Chief Psychiatrist, Dr Murray Wright said while Christmas and New Year is seen
as a time to spend with loved ones, for some people it’s a time of year that
can trigger depression and increase the risk of self-harm.
“This time of year, it’s important
to remember to look out for those
who are vulnerable and may be feeling isolated and lonely,” he said.
“The risk of
self-harm and suicide increases in the days following Christmas and also on New
Year’s Day. For people with a depressive illness or experiencing severe stress
the festive season can be an emotionally difficult time.
“This is often
exacerbated for vulnerable people who see others catching up with their
families for Christmas and New Year celebrations when they don’t have families
or other sources of support.”
Dr Wright said people might consider simply asking others about their
holiday period plans, and inviting them along to celebrations as a welcome
the New Year period can be a healing time for many people coping with stress in
their lives, and many people may benefit from spending more time with family
and friends and taking time out for their favourite pastimes and recreational
“However, the risk of self-harm can increase when people became
intoxicated with alcohol and other drugs.
“Alcohol, particularly when under a lot of stress or coping with a
depressive illness, can increase the risk of self-harm as it can lead to
impulsive and irrational behaviour.
“We often don’t
know what personal challenges people are facing, so it’s important – especially
at times of greater risk such as the Christmas/New Year season – to look out
for those around us and be inclusive to help them through,” Dr Wright said.
needing assistance can contact:

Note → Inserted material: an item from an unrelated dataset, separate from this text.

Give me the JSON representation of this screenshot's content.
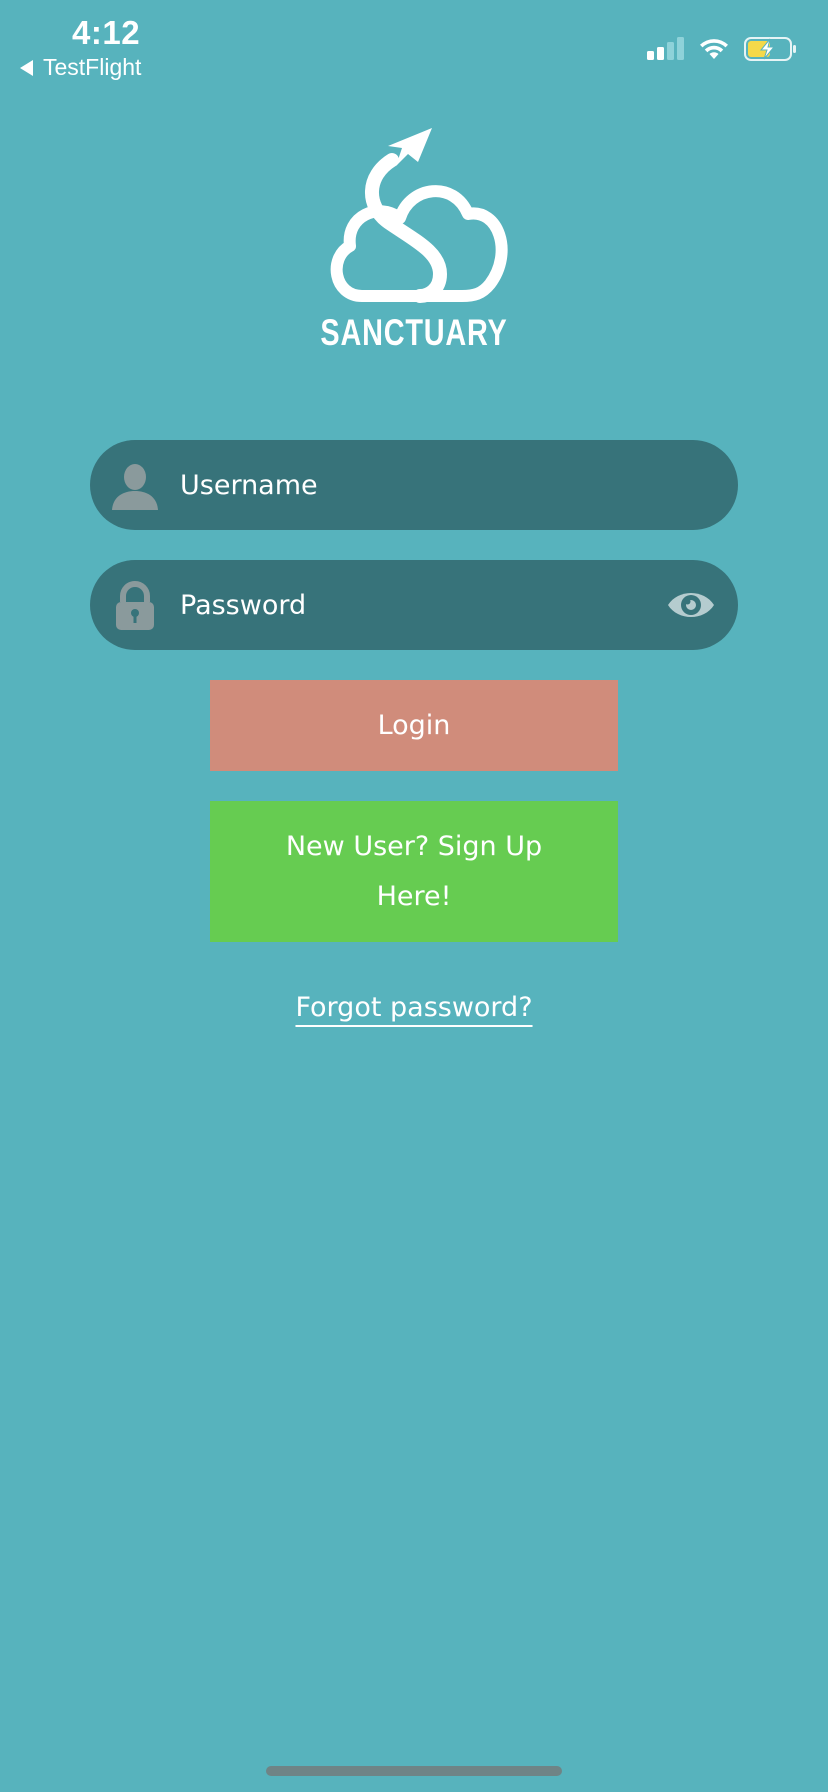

Dr Wright emphasised that in an emergency, people in need of immediate
assistance, should contact emergency services on triple zero (000).